- some grated orange zest
- some decorating coarse sugar
- Preheat the oven to 180 degrees Celsius/ 350 degrees Fahrenheit. Butter the bundt cake pan very well and sprinkle it with flour to coat it. Read above for detailed instructions.
- Beat the eggs and the sugar until pale and fluffy.
- Wash and dry the orange and grate the zest. Halve and juice the orange. Add about half of the orange zest and 2 tablespoons of the juice to the egg and sugar mixture. Stir well. Reserve the remaining orange zest and juice for the glaze.

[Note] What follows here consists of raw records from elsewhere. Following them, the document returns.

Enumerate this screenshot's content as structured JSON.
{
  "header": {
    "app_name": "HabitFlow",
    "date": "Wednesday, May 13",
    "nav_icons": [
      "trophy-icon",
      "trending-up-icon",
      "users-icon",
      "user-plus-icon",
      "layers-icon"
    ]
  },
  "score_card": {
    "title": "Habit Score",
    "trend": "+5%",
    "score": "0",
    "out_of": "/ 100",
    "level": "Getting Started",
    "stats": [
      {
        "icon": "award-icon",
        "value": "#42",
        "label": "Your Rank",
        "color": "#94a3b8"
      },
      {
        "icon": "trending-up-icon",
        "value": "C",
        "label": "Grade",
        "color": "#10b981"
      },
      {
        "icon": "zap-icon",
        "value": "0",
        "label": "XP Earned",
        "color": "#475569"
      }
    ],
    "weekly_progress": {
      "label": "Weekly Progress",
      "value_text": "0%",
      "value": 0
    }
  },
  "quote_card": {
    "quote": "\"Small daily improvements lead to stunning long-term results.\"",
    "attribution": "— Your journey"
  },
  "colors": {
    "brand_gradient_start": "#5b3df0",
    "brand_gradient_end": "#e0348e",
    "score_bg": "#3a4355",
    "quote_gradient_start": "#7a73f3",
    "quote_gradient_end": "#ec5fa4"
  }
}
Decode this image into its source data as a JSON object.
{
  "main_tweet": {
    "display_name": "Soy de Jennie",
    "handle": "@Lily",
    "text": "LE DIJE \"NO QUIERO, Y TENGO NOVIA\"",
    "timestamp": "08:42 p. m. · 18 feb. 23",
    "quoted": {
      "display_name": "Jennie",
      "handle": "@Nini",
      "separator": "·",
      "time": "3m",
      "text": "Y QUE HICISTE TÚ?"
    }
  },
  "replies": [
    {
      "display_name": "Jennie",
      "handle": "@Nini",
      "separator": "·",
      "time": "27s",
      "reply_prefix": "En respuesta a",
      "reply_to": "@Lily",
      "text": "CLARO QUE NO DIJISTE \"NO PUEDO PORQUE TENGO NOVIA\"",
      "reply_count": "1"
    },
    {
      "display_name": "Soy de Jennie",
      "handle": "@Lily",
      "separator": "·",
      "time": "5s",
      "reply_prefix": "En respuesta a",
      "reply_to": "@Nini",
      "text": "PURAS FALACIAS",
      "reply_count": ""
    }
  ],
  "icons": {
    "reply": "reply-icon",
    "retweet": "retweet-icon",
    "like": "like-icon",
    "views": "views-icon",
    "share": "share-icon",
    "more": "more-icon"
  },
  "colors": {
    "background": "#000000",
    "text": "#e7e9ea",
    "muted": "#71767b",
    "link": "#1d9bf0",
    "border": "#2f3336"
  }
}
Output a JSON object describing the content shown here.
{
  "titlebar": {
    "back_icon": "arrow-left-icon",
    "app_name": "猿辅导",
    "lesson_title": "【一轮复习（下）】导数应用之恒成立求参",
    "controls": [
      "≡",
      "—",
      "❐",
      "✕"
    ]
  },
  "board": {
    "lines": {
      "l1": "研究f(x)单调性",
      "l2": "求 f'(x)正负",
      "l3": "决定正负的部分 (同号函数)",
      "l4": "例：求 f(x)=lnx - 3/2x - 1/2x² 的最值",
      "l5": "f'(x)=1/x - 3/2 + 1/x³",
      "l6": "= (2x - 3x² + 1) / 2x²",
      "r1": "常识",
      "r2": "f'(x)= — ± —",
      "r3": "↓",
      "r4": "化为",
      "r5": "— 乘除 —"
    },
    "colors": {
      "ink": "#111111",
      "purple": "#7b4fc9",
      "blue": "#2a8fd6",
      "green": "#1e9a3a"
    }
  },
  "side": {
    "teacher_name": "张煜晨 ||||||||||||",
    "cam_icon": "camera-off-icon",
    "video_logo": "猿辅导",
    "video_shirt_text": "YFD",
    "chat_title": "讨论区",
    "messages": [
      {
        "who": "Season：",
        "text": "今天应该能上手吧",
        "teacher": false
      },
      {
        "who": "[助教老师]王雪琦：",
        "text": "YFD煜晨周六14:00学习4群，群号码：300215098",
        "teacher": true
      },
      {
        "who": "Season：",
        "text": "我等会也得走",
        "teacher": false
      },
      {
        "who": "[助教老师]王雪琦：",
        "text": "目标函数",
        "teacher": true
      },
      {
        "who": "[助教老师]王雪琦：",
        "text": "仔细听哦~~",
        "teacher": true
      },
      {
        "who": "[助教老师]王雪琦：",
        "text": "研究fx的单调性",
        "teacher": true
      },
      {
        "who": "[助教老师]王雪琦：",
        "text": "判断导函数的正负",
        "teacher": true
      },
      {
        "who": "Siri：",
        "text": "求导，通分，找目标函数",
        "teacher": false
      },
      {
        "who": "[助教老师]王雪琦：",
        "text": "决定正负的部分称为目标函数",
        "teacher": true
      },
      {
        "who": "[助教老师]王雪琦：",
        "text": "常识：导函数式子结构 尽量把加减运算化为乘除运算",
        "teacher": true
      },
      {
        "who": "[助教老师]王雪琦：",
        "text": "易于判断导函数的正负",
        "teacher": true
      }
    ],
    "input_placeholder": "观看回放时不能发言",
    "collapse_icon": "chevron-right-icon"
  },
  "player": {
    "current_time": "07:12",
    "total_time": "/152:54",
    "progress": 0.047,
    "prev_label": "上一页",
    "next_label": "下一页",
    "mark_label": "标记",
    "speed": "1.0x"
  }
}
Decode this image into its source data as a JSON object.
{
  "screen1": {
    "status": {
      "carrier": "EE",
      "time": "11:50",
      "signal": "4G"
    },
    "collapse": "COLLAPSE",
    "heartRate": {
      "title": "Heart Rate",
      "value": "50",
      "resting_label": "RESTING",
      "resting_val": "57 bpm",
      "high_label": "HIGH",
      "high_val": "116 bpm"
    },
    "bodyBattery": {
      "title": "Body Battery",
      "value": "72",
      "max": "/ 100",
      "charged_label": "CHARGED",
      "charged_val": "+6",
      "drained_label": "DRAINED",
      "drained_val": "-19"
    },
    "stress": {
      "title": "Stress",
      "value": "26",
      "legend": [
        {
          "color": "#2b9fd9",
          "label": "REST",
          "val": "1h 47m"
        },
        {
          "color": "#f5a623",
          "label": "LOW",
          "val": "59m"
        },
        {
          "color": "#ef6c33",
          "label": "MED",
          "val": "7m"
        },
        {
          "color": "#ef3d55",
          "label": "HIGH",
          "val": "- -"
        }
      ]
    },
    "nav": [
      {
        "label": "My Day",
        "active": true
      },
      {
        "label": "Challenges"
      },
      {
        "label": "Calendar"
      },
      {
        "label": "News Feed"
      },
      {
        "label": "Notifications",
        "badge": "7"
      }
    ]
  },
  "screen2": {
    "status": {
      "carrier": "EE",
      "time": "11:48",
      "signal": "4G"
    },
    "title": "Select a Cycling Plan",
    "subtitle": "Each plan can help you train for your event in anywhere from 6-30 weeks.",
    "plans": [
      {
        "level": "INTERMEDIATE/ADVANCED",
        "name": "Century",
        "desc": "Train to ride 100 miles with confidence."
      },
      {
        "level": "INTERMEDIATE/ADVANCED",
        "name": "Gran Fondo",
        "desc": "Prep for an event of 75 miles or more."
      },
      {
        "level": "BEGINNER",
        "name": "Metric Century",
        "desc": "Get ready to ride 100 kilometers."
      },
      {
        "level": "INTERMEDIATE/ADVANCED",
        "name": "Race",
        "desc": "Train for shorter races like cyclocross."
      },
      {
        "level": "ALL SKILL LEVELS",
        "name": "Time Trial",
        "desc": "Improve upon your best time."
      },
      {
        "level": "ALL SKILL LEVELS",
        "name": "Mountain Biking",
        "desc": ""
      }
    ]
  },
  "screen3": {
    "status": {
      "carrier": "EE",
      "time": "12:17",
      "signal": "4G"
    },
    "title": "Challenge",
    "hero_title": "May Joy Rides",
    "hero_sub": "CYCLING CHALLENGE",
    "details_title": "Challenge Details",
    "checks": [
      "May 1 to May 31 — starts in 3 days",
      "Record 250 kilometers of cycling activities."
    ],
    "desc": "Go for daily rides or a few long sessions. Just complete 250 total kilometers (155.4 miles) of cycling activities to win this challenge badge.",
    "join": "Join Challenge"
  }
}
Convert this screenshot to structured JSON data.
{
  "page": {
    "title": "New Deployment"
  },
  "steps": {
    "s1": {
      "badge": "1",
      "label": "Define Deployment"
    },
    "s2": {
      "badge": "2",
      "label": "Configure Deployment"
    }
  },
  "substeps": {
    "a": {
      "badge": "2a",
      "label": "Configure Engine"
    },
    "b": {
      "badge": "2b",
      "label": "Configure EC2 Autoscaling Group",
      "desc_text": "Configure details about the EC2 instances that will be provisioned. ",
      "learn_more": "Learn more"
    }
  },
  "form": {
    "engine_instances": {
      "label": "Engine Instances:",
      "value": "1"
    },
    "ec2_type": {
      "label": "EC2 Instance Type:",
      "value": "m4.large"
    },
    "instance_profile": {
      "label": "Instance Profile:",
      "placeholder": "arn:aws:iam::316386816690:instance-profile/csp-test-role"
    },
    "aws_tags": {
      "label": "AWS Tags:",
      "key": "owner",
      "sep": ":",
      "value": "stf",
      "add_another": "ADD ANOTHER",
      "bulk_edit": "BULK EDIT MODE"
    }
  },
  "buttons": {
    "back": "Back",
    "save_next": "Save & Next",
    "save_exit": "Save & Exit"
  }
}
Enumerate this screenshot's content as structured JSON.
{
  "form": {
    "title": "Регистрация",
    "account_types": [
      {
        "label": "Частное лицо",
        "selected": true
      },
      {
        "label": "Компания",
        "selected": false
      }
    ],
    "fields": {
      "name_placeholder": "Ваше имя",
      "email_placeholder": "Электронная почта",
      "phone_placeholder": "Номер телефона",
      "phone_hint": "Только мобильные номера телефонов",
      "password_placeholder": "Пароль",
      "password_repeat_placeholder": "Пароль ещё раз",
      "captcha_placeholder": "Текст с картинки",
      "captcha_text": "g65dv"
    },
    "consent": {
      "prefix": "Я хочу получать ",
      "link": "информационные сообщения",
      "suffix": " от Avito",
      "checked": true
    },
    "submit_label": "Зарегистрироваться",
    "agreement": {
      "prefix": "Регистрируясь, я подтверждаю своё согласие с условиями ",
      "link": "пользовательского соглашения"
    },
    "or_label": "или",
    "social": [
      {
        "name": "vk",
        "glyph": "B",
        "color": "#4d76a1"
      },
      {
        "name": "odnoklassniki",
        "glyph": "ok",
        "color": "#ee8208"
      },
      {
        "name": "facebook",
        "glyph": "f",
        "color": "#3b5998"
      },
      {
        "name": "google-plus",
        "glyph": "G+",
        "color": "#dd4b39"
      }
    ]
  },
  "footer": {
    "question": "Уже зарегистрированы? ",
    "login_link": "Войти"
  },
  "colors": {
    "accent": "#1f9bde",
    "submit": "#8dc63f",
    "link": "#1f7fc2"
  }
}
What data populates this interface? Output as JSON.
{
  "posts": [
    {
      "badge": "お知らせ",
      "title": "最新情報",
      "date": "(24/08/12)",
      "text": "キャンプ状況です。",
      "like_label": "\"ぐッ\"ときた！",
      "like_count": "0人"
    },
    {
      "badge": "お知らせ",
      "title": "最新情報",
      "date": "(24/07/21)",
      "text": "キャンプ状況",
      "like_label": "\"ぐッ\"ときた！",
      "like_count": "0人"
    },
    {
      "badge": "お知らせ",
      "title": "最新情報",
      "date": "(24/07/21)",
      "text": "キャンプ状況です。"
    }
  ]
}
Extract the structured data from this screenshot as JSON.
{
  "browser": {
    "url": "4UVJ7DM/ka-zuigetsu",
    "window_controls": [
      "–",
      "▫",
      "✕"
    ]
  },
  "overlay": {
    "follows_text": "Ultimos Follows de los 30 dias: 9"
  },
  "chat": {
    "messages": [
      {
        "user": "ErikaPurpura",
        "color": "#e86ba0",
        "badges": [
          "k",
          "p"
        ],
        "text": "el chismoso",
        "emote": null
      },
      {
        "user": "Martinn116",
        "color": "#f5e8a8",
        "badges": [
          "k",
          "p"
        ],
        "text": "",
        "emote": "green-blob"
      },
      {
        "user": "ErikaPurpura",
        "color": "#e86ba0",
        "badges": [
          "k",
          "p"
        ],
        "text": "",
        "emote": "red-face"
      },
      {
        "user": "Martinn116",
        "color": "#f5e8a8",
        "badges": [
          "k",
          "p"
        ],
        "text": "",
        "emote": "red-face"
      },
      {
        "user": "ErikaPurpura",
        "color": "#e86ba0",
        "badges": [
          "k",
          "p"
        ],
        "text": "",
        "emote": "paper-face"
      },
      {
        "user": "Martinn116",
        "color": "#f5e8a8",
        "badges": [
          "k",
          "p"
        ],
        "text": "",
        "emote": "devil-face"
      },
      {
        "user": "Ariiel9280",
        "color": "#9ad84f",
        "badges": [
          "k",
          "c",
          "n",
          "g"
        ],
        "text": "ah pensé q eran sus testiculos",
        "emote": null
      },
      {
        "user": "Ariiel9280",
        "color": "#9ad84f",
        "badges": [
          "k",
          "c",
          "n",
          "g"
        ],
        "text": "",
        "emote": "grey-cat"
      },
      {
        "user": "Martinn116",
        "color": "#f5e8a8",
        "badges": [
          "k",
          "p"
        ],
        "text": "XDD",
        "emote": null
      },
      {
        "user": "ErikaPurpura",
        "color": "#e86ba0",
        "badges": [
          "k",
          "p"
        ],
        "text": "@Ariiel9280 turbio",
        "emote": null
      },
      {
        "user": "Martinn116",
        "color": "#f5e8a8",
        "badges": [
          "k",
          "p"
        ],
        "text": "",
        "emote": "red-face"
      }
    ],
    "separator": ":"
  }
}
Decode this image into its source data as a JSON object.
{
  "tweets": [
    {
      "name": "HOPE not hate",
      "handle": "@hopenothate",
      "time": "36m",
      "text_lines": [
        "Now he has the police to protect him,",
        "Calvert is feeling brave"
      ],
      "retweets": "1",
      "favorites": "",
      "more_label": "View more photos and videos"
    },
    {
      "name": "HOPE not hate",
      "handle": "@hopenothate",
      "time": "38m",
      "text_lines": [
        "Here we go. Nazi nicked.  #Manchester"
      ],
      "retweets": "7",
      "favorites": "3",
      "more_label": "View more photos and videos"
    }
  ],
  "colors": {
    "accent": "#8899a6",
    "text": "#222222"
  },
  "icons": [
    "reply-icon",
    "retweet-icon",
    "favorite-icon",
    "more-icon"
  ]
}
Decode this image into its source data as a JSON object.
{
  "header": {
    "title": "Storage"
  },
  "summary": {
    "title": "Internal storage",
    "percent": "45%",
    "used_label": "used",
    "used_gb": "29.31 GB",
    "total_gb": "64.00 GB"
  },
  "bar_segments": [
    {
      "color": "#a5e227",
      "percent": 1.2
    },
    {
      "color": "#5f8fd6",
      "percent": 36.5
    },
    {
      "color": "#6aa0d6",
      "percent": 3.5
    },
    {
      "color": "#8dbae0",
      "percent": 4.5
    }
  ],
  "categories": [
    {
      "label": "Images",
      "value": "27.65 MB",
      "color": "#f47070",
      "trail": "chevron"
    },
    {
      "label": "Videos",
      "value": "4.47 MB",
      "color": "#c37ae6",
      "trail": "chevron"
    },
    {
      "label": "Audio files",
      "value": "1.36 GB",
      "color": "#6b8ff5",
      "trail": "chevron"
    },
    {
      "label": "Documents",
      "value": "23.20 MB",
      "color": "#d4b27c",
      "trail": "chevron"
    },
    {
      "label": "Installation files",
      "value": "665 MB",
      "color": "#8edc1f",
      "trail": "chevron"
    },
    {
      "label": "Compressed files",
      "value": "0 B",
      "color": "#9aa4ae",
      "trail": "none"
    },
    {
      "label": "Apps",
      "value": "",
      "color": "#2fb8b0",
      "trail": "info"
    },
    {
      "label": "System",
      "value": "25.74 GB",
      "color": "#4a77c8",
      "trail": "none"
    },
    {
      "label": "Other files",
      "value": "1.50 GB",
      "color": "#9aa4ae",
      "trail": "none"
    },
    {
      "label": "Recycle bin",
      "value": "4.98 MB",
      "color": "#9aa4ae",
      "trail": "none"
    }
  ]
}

- Add the raisins, chocolate chips, chopped candied orange peel, and almonds to the batter and incorporate them with a spoon.
- In another bowl mix together the flour and the baking powder. Gently fold the flour into the batter.
- Pour the batter into the prepared bundt pan and bake in the preheated oven for about 1 hour or until golden brown and a skewer inserted in the middle comes out clean. Let the cake sit in the pan for about 5 to 10 minutes, then revert the cake on a wire rack. Let cool completely before glazing it.
- Place the icing sugar into a small bowl. Add one tablespoon of the remaining orange juice to the sugar and stir well to form a paste. Add some more orange juice if necessary to get the nice thick yet runny consistency you need. If you find the glaze too runny, add a bit more sugar to make it thicker and so on.
- Place the wire rack with the cake on a large plate or cake platter and carefully pour the glaze all over the cake. Immediately sprinkle it with some of the remaining orange zest and some decorating coarse sugar, if you wish.
- When the glaze is dry and not dripping anymore, you can transfer the cake to a clean cake platter.